Date of Award


Degree Type


Degree Name

Departmental Honors




Within the span of an insect's lifetime, new synaptic connections between neurons are made in response to age and experience. This neuroplasticity leads to anatomical changes within individual brain regions that represent investment in different brain functions. The neuroplasticity of female bumble bees has been well studied, but almost nothing is known about how the male bee brain responds to life experiences. Due to the complex sensory requirements of mate finding and copulation for males, neuroplasticity is likely to be an important component of reproduction. These sensory requirements include olfactory and optic inputs, which are processed in the calyces of insect brains. The aim of my project is to document anatomical changes in brain structures associated with reproductive maturity in male bumble bees (Bombus impatiens). I hypothesized that neurological investment in optic and olfactory function will change as male bees reach reproductive maturity, as they use these senses to locate mates. Because the mushroom body calyces are the structures that receive inputs from optic and antennal lobes, I predicted that the volumes of these mushroom body calyces will increase in volume as the bees age. My work initially consisted of designing a unique protocol, then caring for the microcolonies that produced the males used in the study. Males were collected either promptly after emerging or ten days later, then sacrificed for the purpose of investigating their brains. The brains were dissected, cleaned, and bleached using a protocol specific to this project. Using confocal microscopy, brain images were taken at 5 μm intervals, which were then traced using lmageJ software to create 3D renderings. Volumetric measurements were obtained for individual brain structures, then analyzed to procure the proportion of half of the whole brain constituted by each structure. I then ran t-tests on the data, looking for a significant increase or decrease in the size of brain structures between newly-emerged and 10-day-old bees. A significant increase in the size of the calyces was observed, confirming this structure's likely involvement in the preparation for reproduction. This study helps to set the stage for future research into the neural workings and associations of these bees.

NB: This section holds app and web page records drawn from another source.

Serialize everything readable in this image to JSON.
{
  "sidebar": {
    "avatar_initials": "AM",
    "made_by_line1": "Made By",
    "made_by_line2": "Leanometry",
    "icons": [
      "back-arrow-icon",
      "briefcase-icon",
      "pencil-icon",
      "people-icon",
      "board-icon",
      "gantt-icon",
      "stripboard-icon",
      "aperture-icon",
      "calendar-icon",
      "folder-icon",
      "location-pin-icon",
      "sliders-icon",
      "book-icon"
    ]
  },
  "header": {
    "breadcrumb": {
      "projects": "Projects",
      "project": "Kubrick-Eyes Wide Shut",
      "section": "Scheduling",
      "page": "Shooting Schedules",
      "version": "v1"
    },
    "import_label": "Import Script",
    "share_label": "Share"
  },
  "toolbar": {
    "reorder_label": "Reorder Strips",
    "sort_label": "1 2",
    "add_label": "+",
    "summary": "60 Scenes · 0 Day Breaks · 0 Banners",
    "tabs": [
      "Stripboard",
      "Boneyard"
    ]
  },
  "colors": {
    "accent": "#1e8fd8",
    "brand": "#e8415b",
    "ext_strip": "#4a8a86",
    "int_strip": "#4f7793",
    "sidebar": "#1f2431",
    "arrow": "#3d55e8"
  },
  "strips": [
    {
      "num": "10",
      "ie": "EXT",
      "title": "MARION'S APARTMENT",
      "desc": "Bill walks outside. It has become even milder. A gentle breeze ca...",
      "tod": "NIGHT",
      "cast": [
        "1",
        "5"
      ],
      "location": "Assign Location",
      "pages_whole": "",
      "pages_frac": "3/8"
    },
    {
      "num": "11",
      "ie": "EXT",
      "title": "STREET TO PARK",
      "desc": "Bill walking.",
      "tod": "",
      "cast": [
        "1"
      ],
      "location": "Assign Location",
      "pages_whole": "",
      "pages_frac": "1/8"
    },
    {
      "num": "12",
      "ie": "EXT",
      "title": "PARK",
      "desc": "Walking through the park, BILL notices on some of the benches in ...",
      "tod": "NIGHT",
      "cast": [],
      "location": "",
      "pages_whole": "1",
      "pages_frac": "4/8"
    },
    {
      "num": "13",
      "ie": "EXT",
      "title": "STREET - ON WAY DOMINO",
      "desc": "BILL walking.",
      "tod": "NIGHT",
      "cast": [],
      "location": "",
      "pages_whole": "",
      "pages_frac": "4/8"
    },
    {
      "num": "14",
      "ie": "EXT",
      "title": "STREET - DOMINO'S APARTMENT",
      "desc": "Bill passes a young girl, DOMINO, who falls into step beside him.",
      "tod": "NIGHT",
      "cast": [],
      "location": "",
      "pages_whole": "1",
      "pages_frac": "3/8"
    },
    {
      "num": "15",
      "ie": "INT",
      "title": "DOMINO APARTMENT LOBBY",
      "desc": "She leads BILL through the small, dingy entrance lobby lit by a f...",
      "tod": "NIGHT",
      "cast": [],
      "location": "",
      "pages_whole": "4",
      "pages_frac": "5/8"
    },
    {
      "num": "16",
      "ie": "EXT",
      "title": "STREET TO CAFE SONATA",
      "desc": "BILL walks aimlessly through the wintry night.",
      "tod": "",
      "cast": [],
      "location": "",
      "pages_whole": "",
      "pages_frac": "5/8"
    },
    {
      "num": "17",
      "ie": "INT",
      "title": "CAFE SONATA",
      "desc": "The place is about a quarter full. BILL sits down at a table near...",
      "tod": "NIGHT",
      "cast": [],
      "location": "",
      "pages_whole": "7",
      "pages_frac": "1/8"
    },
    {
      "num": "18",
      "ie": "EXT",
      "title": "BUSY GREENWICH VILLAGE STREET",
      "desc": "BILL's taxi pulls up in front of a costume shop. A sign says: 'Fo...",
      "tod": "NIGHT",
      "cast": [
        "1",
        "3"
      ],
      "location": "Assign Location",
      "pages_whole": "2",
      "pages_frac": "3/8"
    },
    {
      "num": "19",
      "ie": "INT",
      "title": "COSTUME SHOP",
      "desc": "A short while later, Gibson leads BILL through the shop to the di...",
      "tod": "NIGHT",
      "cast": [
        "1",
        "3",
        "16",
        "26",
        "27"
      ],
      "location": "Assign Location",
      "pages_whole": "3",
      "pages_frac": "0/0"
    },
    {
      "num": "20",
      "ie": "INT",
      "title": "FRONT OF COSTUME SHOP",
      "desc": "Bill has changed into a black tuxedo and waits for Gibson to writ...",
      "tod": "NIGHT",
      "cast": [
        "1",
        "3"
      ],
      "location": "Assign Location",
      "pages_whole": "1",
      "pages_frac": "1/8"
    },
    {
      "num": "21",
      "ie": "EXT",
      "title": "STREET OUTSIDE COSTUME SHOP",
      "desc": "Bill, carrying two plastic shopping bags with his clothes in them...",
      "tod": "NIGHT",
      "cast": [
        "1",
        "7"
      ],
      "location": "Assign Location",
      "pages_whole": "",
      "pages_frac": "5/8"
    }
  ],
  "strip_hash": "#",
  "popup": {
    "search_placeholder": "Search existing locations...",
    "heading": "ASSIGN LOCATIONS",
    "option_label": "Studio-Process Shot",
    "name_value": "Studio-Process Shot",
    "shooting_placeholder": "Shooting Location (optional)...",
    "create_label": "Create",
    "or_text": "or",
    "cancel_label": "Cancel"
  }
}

Included in

Biology Commons



Faculty Mentor

Karen Kapheim

Departmental Honors Advisor

Kim Sullivan

Capstone Committee Member

Erin Bobeck